### [Directions for this task]
Write the records below out again word for word, with the pictures removed.
== Extracted data
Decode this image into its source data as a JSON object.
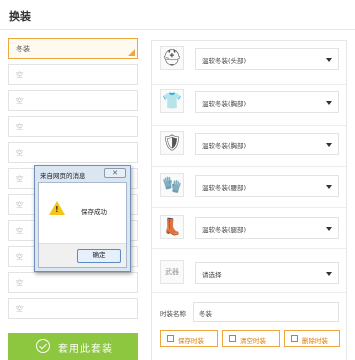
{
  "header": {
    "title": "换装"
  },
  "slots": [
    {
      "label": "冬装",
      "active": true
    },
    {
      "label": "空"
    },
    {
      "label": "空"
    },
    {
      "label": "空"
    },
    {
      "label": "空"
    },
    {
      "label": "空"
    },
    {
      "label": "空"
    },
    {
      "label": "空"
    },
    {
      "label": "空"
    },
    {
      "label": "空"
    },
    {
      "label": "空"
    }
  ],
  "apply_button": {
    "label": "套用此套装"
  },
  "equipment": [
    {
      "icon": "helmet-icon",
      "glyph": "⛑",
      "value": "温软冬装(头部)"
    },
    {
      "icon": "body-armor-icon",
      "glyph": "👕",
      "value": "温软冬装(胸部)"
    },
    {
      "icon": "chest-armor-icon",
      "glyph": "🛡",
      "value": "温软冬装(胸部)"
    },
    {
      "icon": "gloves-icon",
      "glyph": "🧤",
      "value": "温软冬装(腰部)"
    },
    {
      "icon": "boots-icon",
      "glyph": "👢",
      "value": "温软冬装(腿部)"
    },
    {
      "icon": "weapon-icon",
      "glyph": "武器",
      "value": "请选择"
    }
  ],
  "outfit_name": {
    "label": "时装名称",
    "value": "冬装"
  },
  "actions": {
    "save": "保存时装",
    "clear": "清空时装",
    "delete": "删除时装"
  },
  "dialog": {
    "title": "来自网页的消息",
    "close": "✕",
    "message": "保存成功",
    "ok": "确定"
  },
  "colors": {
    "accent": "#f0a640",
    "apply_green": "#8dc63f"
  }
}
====
### [Answer to the exercise]
Decode this image into its source data as a JSON object.
{
  "header": {
    "title": "换装"
  },
  "slots": [
    {
      "label": "冬装",
      "active": true
    },
    {
      "label": "空"
    },
    {
      "label": "空"
    },
    {
      "label": "空"
    },
    {
      "label": "空"
    },
    {
      "label": "空"
    },
    {
      "label": "空"
    },
    {
      "label": "空"
    },
    {
      "label": "空"
    },
    {
      "label": "空"
    },
    {
      "label": "空"
    }
  ],
  "apply_button": {
    "label": "套用此套装"
  },
  "equipment": [
    {
      "icon": "helmet-icon",
      "glyph": "⛑",
      "value": "温软冬装(头部)"
    },
    {
      "icon": "body-armor-icon",
      "glyph": "👕",
      "value": "温软冬装(胸部)"
    },
    {
      "icon": "chest-armor-icon",
      "glyph": "🛡",
      "value": "温软冬装(胸部)"
    },
    {
      "icon": "gloves-icon",
      "glyph": "🧤",
      "value": "温软冬装(腰部)"
    },
    {
      "icon": "boots-icon",
      "glyph": "👢",
      "value": "温软冬装(腿部)"
    },
    {
      "icon": "weapon-icon",
      "glyph": "武器",
      "value": "请选择"
    }
  ],
  "outfit_name": {
    "label": "时装名称",
    "value": "冬装"
  },
  "actions": {
    "save": "保存时装",
    "clear": "清空时装",
    "delete": "删除时装"
  },
  "dialog": {
    "title": "来自网页的消息",
    "close": "✕",
    "message": "保存成功",
    "ok": "确定"
  },
  "colors": {
    "accent": "#f0a640",
    "apply_green": "#8dc63f"
  }
}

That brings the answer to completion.